Set down every entry again word for word, please, but skip the pictures.

_Records supplied_

++++++++

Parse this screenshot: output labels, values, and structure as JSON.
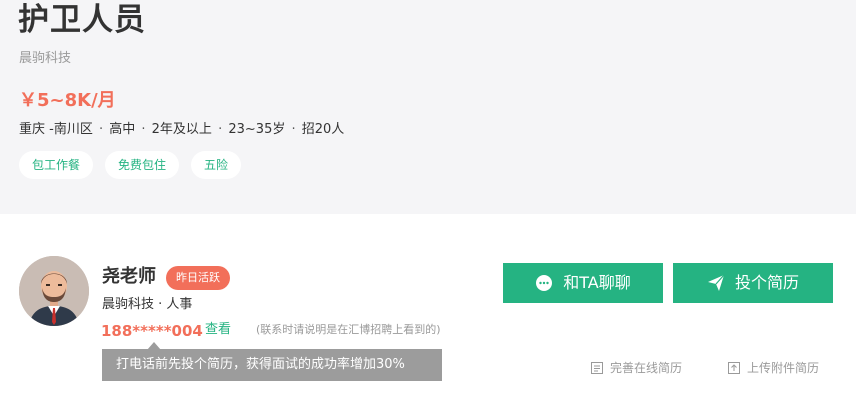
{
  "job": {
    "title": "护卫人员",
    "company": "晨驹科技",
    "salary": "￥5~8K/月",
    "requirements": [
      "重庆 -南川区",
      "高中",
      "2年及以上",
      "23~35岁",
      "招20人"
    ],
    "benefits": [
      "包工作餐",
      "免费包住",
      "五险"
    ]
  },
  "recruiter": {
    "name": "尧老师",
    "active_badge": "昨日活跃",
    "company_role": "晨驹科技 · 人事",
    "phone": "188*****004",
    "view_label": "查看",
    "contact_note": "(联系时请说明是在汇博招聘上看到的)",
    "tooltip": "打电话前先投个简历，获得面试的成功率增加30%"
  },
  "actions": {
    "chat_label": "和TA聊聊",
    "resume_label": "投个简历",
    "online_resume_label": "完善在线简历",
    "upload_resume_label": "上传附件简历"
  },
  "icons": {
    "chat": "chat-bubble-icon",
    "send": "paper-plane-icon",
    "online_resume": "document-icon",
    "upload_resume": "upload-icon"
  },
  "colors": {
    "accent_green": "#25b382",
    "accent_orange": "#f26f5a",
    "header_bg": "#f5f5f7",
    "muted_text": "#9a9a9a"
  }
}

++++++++

_Your solution_
Parse this screenshot: output labels, values, and structure as JSON.
{
  "job": {
    "title": "护卫人员",
    "company": "晨驹科技",
    "salary": "￥5~8K/月",
    "requirements": [
      "重庆 -南川区",
      "高中",
      "2年及以上",
      "23~35岁",
      "招20人"
    ],
    "benefits": [
      "包工作餐",
      "免费包住",
      "五险"
    ]
  },
  "recruiter": {
    "name": "尧老师",
    "active_badge": "昨日活跃",
    "company_role": "晨驹科技 · 人事",
    "phone": "188*****004",
    "view_label": "查看",
    "contact_note": "(联系时请说明是在汇博招聘上看到的)",
    "tooltip": "打电话前先投个简历，获得面试的成功率增加30%"
  },
  "actions": {
    "chat_label": "和TA聊聊",
    "resume_label": "投个简历",
    "online_resume_label": "完善在线简历",
    "upload_resume_label": "上传附件简历"
  },
  "icons": {
    "chat": "chat-bubble-icon",
    "send": "paper-plane-icon",
    "online_resume": "document-icon",
    "upload_resume": "upload-icon"
  },
  "colors": {
    "accent_green": "#25b382",
    "accent_orange": "#f26f5a",
    "header_bg": "#f5f5f7",
    "muted_text": "#9a9a9a"
  }
}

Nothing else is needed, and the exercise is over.